EVERETT — City officials are in crisis mode after learning about yet another multimillion-dollar hurdle in balancing the city’s budget.
The city payroll is projected to cost $3 million more than expected in 2012. That’s on top of a $10 million projected gap that officials were struggling to
The unexpected additional expense emerged last month when the city received the annual Consumer Price Index number.
The index, a measure of prices paid for a market basket of goods and services, had shot up 3.15 percent since last year. The city had prepared a budget based on a 1 percent increase.
A thousand city employees represented by six unions have contracts stipulating a cost-of-living bump tied to the index.
“We thought we could see the light at the end of the tunnel,” said Debra Bryant, Everett’s chief financial officer. “Then the CPI came in and hit us like a boulder from the sky.”
Mayor Ray Stephanson had a solution: He asked all city employees, including those represented by unions, to forgo cost-of-living raises next year. He approached union leaders quietly in a meeting July 25 to talk about it.
The idea didn’t go over well with union leaders, who say the idea was presented on short notice and with no room for discussion.
Leaders of the six unions sent the mayor a letter, stating they were ready “to meet with the city to explore cost savings ideas.” Without any opportunity to talk about other ideas, they had “no choice but to respond in the negative.”
The nearly 500 members of Everett Municipal Employees Local 113, part of the American Federation of State, County and Municipal Employees, want to talk about furloughs or other cost-saving measures, said Darrell Stuart, president of the union.
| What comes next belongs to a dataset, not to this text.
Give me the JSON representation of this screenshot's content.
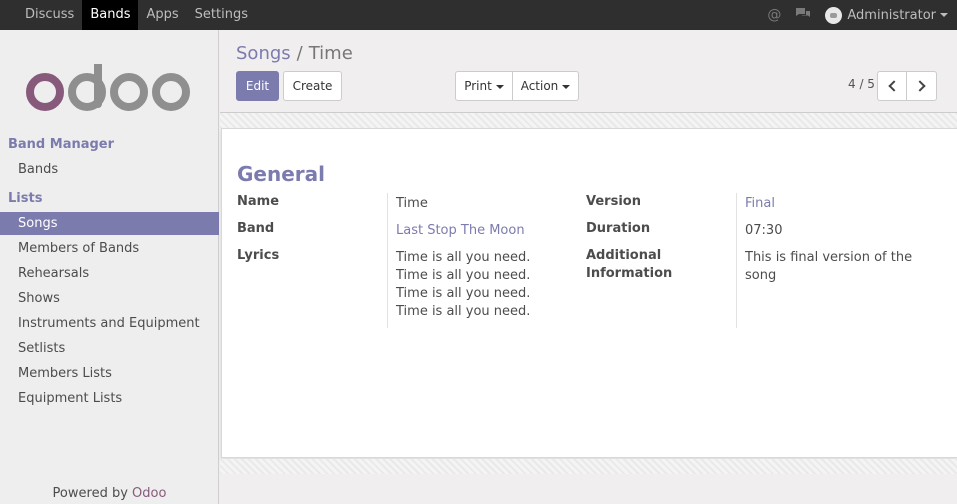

“I don’t think what he’s asking is unreasonable, given the economy,” he said. “It’s just the way he was asking. He didn’t seem willing to explore other alternatives.”
Some of the employees in his union also wondered why the city couldn’t have better forecast the Consumer Price Index, Stuart said.
Now city officials are scrambling to put together a proposed balanced budget, something that by state law must be in front of the City Council next month. That’s the reason, the mayor said, he gave unions such short notice.
In May, the city projected $110 million in revenue and $121 million in expenditures in 2012.
Department heads are hoping to spend $2.5 million less than originally budgeted this year, which can be put toward next year’s budget, Bryant said. The city also is proposing to again defer contributing to the city employee pension fund. Everett is ahead of schedule in meeting that obligation. That should save between $4 million and $5 million.
The mayor wrote city employees a memo last week detailing the situation and asking for cost-saving ideas.
“Over the past few years, unlike many city governments around the state, we have been able to minimize the recession’s impact on our residents and employees,” he wrote. “Rather than deep service cuts, furloughs and layoffs, we have maneuvered through the downturn thus far through attrition, deferrals and efficiency-related cost-saving measures.”
In the letter, the mayor told workers that he wants to avoid the “damaging impact” that layoffs would have on city employees and their families. He added that he can’t promise that there won’t be layoffs.
Reporter Debra Smith: 425-339-3197; firstname.lastname@example.org.